[Dataset extract]

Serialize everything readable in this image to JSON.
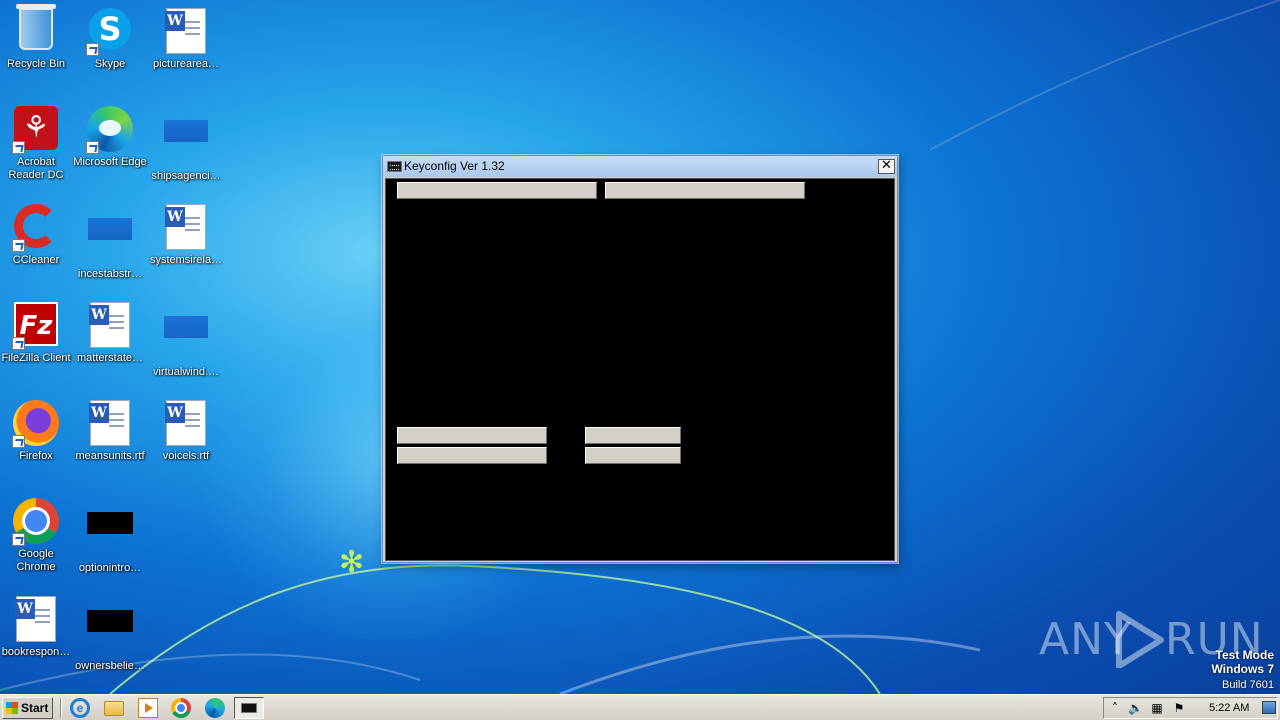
{
  "desktop": {
    "icons": [
      {
        "label": "Recycle Bin",
        "icon": "recycle-bin-icon"
      },
      {
        "label": "Skype",
        "icon": "skype-icon"
      },
      {
        "label": "picturearea…",
        "icon": "word-document-icon"
      },
      {
        "label": "Acrobat Reader DC",
        "icon": "acrobat-icon"
      },
      {
        "label": "Microsoft Edge",
        "icon": "edge-icon"
      },
      {
        "label": "shipsagenci…",
        "icon": "blank-file-icon"
      },
      {
        "label": "CCleaner",
        "icon": "ccleaner-icon"
      },
      {
        "label": "incestabstr…",
        "icon": "blank-file-icon"
      },
      {
        "label": "systemsirela…",
        "icon": "word-document-icon"
      },
      {
        "label": "FileZilla Client",
        "icon": "filezilla-icon"
      },
      {
        "label": "matterstate…",
        "icon": "word-document-icon"
      },
      {
        "label": "virtualwind.…",
        "icon": "blank-file-icon"
      },
      {
        "label": "Firefox",
        "icon": "firefox-icon"
      },
      {
        "label": "meansunits.rtf",
        "icon": "word-document-icon"
      },
      {
        "label": "voicels.rtf",
        "icon": "word-document-icon"
      },
      {
        "label": "Google Chrome",
        "icon": "chrome-icon"
      },
      {
        "label": "optionintro…",
        "icon": "black-thumbnail-icon"
      },
      {
        "label": "bookrespon…",
        "icon": "word-document-icon"
      },
      {
        "label": "ownersbelie…",
        "icon": "black-thumbnail-icon"
      }
    ]
  },
  "window": {
    "title": "Keyconfig Ver 1.32",
    "close_symbol": "✕",
    "buttons": [
      {
        "name": "top-button-1",
        "label": ""
      },
      {
        "name": "top-button-2",
        "label": ""
      },
      {
        "name": "button-left-1",
        "label": ""
      },
      {
        "name": "button-left-2",
        "label": ""
      },
      {
        "name": "button-right-1",
        "label": ""
      },
      {
        "name": "button-right-2",
        "label": ""
      }
    ]
  },
  "watermark": {
    "brand_left": "ANY",
    "brand_right": "RUN",
    "line1": "Test Mode",
    "line2": "Windows 7",
    "line3": "Build 7601"
  },
  "taskbar": {
    "start_label": "Start",
    "pinned": [
      "internet-explorer-icon",
      "folder-icon",
      "media-player-icon",
      "chrome-icon",
      "edge-icon"
    ],
    "active_task": "keyconfig-task-icon",
    "tray": {
      "chevron": "˄",
      "clock": "5:22 AM"
    }
  },
  "colors": {
    "wallpaper": "#0d74d3",
    "window_client": "#000000",
    "button_face": "#d4d0c8"
  }
}
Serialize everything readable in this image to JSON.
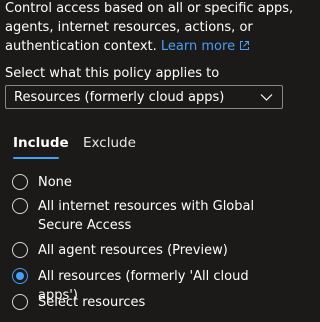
{
  "description": {
    "text": "Control access based on all or specific apps, agents, internet resources, actions, or authentication context.",
    "learn_more_label": "Learn more"
  },
  "applies_to": {
    "label": "Select what this policy applies to",
    "selected_value": "Resources (formerly cloud apps)",
    "chevron_icon": "chevron-down-icon"
  },
  "tabs": [
    {
      "label": "Include",
      "selected": true
    },
    {
      "label": "Exclude",
      "selected": false
    }
  ],
  "options": [
    {
      "label": "None",
      "checked": false
    },
    {
      "label": "All internet resources with Global Secure Access",
      "checked": false
    },
    {
      "label": "All agent resources (Preview)",
      "checked": false
    },
    {
      "label": "All resources (formerly 'All cloud apps')",
      "checked": true
    },
    {
      "label": "Select resources",
      "checked": false
    }
  ],
  "colors": {
    "background": "#1b1a19",
    "text": "#ffffff",
    "accent": "#479ef5",
    "border": "#8a8886"
  }
}
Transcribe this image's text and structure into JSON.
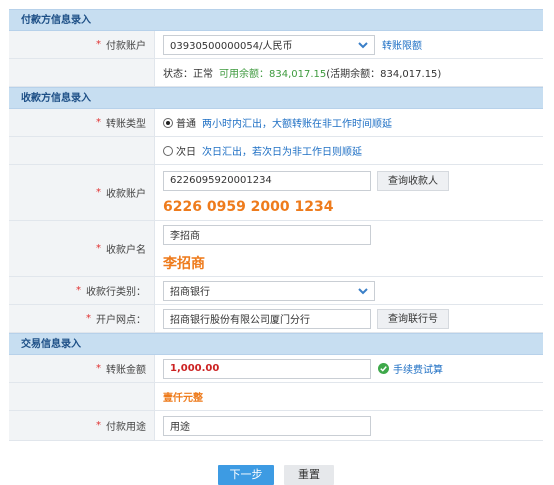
{
  "payer_section": {
    "title": "付款方信息录入",
    "account_label": "付款账户",
    "account_value": "03930500000054/人民币",
    "account_link": "转账限额",
    "status_prefix": "状态：正常",
    "available": "可用余额：834,017.15",
    "current": "(活期余额：834,017.15)"
  },
  "payee_section": {
    "title": "收款方信息录入",
    "transfer_type_label": "转账类型",
    "option_normal": "普通",
    "option_normal_note": "两小时内汇出，大额转账在非工作时间顺延",
    "option_nextday": "次日",
    "option_nextday_note": "次日汇出，若次日为非工作日则顺延",
    "account_label": "收款账户",
    "account_value": "6226095920001234",
    "query_payee": "查询收款人",
    "account_big": "6226 0959 2000 1234",
    "name_label": "收款户名",
    "name_value": "李招商",
    "name_big": "李招商",
    "bank_type_label": "收款行类别：",
    "bank_type_value": "招商银行",
    "branch_label": "开户网点：",
    "branch_value": "招商银行股份有限公司厦门分行",
    "query_branch": "查询联行号"
  },
  "trade_section": {
    "title": "交易信息录入",
    "amount_label": "转账金额",
    "amount_value": "1,000.00",
    "fee_link": "手续费试算",
    "amount_cn": "壹仟元整",
    "purpose_label": "付款用途",
    "purpose_placeholder": "用途"
  },
  "footer": {
    "next": "下一步",
    "reset": "重置"
  },
  "required_mark": "*",
  "colors": {
    "accent": "#3d9be3",
    "section": "#c7def1",
    "orange": "#ee7b1c",
    "green": "#3e9a3e",
    "red": "#cc2222"
  }
}
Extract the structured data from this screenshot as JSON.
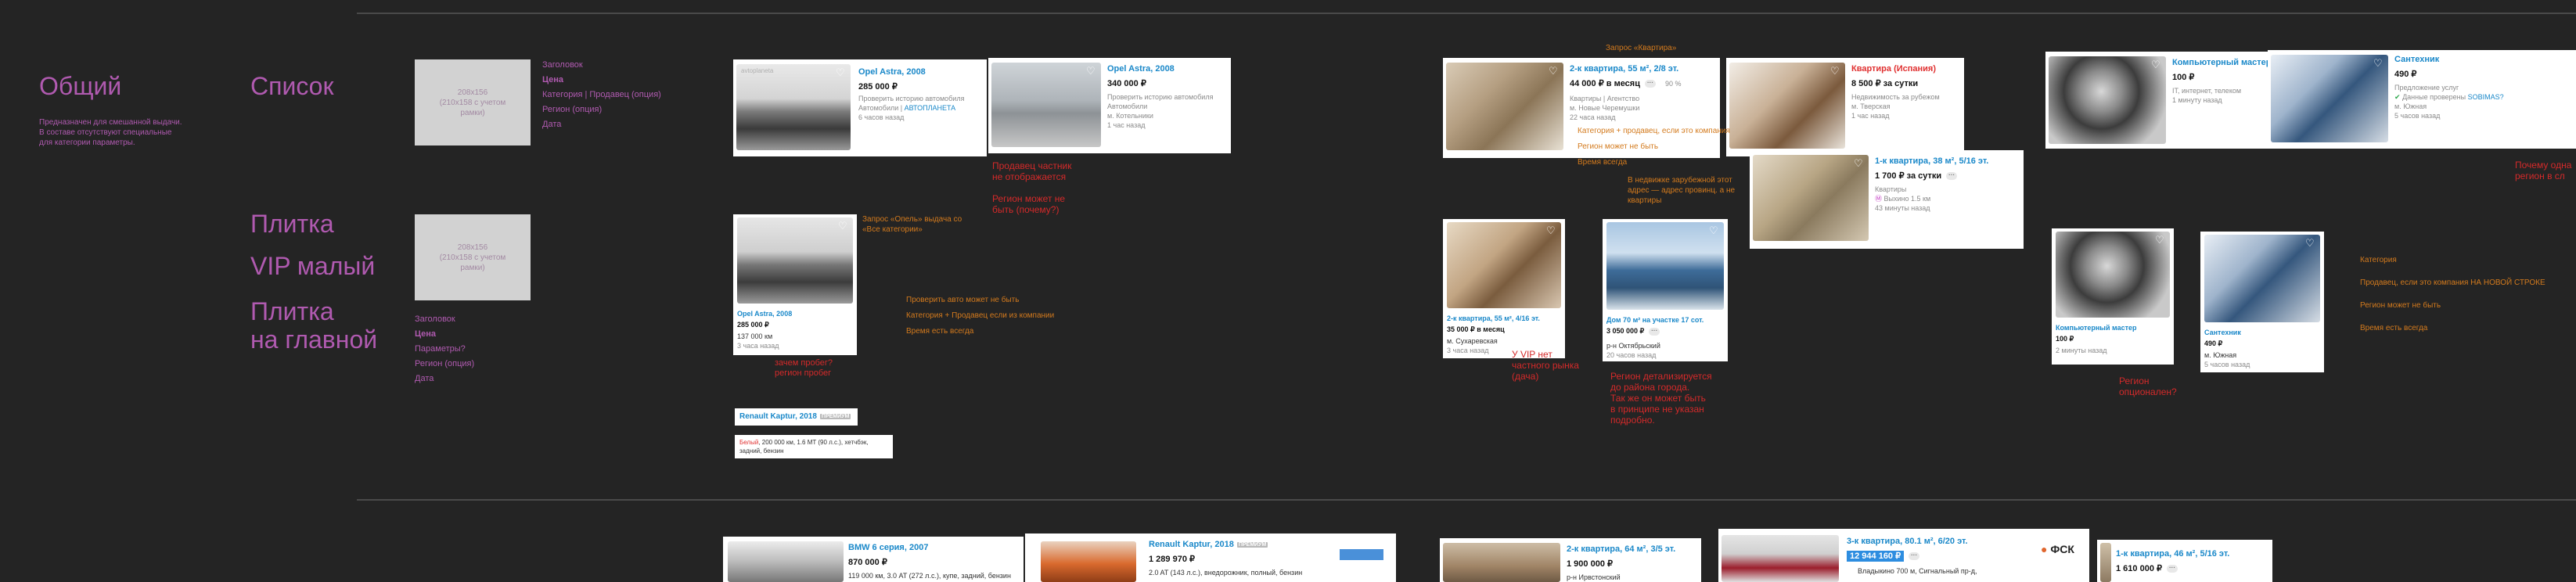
{
  "sections": {
    "general": {
      "title": "Общий",
      "desc": [
        "Предназначен для смешанной выдачи.",
        "В составе отсутствуют специальные",
        "для категории параметры."
      ]
    },
    "list": {
      "title": "Список"
    },
    "tile": {
      "title": "Плитка"
    },
    "vip_small": {
      "title": "VIP малый"
    },
    "tile_main": {
      "title_line1": "Плитка",
      "title_line2": "на главной"
    }
  },
  "placeholders": {
    "list": {
      "line1": "208x156",
      "line2": "(210x158 с учетом",
      "line3": "рамки)"
    },
    "tile": {
      "line1": "208x156",
      "line2": "(210x158 с учетом",
      "line3": "рамки)"
    }
  },
  "fields_list": [
    "Заголовок",
    "Цена",
    "Категория | Продавец (опция)",
    "Регион (опция)",
    "Дата"
  ],
  "fields_tile": [
    "Заголовок",
    "Цена",
    "Параметры?",
    "Регион (опция)",
    "Дата"
  ],
  "cars": {
    "list1": {
      "title": "Opel Astra, 2008",
      "price": "285 000 ₽",
      "sub1": "Проверить историю автомобиля",
      "sub2": "Автомобили | ",
      "seller": "АВТОПЛАНЕТА",
      "date": "6 часов назад",
      "watermark": "avtoplaneta"
    },
    "list2": {
      "title": "Opel Astra, 2008",
      "price": "340 000 ₽",
      "sub1": "Проверить историю автомобиля",
      "sub2": "Автомобили",
      "region": "м. Котельники",
      "date": "1 час назад"
    },
    "tile": {
      "title": "Opel Astra, 2008",
      "price": "285 000 ₽",
      "mileage": "137 000 км",
      "date": "3 часа назад"
    },
    "vip": {
      "title": "Renault Kaptur, 2018",
      "tag": "ПРЕМИУМ",
      "params": "200 000 км, 1.6 MT (90 л.с.), хетчбэк, задний, бензин",
      "color_word": "Белый"
    }
  },
  "notes": {
    "list_red": [
      "Продавец частник",
      "не отображается",
      "",
      "Регион может не",
      "быть (почему?)"
    ],
    "tile_orange1": [
      "Запрос «Опель» выдача со",
      "«Все категории»"
    ],
    "tile_orange2": [
      "Проверить авто может не быть",
      "Категория + Продавец если из компании",
      "Время есть всегда"
    ],
    "tile_red": [
      "зачем пробег?",
      "регион пробег"
    ],
    "re_query": "Запрос «Квартира»",
    "re_orange1": [
      "Категория + продавец, если это компания",
      "Регион может не быть",
      "Время всегда"
    ],
    "re_orange2": [
      "В недвижке зарубежной этот",
      "адрес — адрес провинц. а не",
      "квартиры"
    ],
    "re_red_vip": [
      "У VIP нет",
      "частного рынка",
      "(дача)"
    ],
    "re_red_region": [
      "Регион детализируется",
      "до района города.",
      "Так же он может быть",
      "в принципе не указан",
      "подробно."
    ],
    "svc_orange": [
      "Категория",
      "Продавец, если это компания НА НОВОЙ СТРОКЕ",
      "Регион может не быть",
      "Время есть всегда"
    ],
    "svc_red1": "Регион опционален?",
    "svc_red_right": [
      "Почему одна",
      "регион в сл"
    ]
  },
  "realty": {
    "list1": {
      "title": "2-к квартира, 55 м², 2/8 эт.",
      "price": "44 000 ₽ в месяц",
      "extra": "90 %",
      "sub1": "Квартиры | Агентство",
      "sub2": "м. Новые Черемушки",
      "date": "22 часа назад"
    },
    "list2": {
      "title": "Квартира (Испания)",
      "price": "8 500 ₽ за сутки",
      "sub1": "Недвижимость за рубежом",
      "sub2": "м. Тверская",
      "date": "1 час назад"
    },
    "list3": {
      "title": "1-к квартира, 38 м², 5/16 эт.",
      "price": "1 700 ₽ за сутки",
      "sub1": "Квартиры",
      "sub2": "Выхино 1.5 км",
      "date": "43 минуты назад"
    },
    "tile1": {
      "title": "2-к квартира, 55 м², 4/16 эт.",
      "price": "35 000 ₽ в месяц",
      "region": "м. Сухаревская",
      "date": "3 часа назад"
    },
    "tile2": {
      "title": "Дом 70 м² на участке 17 сот.",
      "price": "3 050 000 ₽",
      "region": "р-н Октябрьский",
      "date": "20 часов назад"
    }
  },
  "services": {
    "list1": {
      "title": "Компьютерный мастер",
      "price": "100 ₽",
      "sub1": "IT, интернет, телеком",
      "date": "1 минуту назад"
    },
    "list2": {
      "title": "Сантехник",
      "price": "490 ₽",
      "sub1": "Предложение услуг",
      "sub2": "Данные проверены",
      "seller": "SOBIMAS?",
      "region": "м. Южная",
      "date": "5 часов назад"
    },
    "tile1": {
      "title": "Компьютерный мастер",
      "price": "100 ₽",
      "date": "2 минуты назад"
    },
    "tile2": {
      "title": "Сантехник",
      "price": "490 ₽",
      "region": "м. Южная",
      "date": "5 часов назад"
    }
  },
  "bottom": {
    "bmw": {
      "title": "BMW 6 серия, 2007",
      "price": "870 000 ₽",
      "params": "119 000 км, 3.0 AT (272 л.с.), купе, задний, бензин"
    },
    "renault": {
      "title": "Renault Kaptur, 2018",
      "tag": "ПРЕМИУМ",
      "price": "1 289 970 ₽",
      "params": "2.0 AT (143 л.с.), внедорожник, полный, бензин"
    },
    "flat2": {
      "title": "2-к квартира, 64 м², 3/5 эт.",
      "price": "1 900 000 ₽",
      "region": "р-н Ирвстонский"
    },
    "flat3": {
      "title": "3-к квартира, 80.1 м², 6/20 эт.",
      "price": "12 944 160 ₽",
      "region": "Владыкино 700 м, Сигнальный пр-д,",
      "logo": "ФСК"
    },
    "flat1": {
      "title": "1-к квартира, 46 м², 5/16 эт.",
      "price": "1 610 000 ₽"
    }
  },
  "colors": {
    "bg": "#242424",
    "section": "#b05ab0",
    "link": "#1a88c9",
    "note_orange": "#d37a1d",
    "note_red": "#d42a2a"
  }
}
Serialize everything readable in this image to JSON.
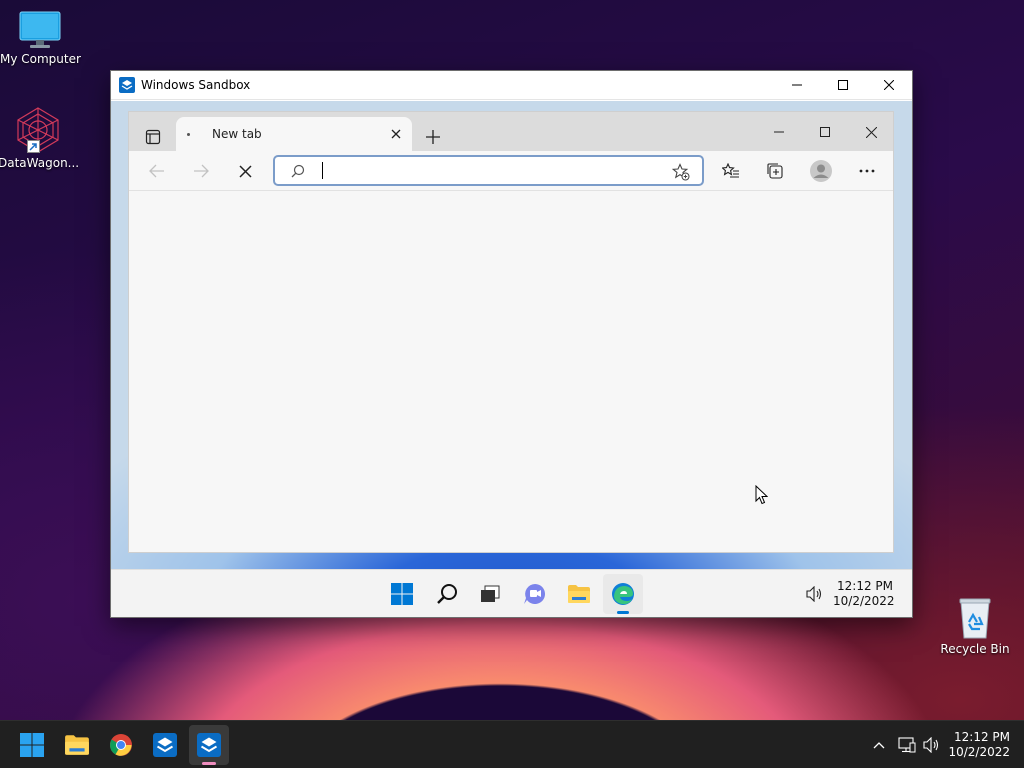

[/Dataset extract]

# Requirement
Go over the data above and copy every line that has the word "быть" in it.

# Worked solution
      "быть (почему?)"
      "Проверить авто может не быть",
      "Регион может не быть",
      "Так же он может быть",
      "Регион может не быть",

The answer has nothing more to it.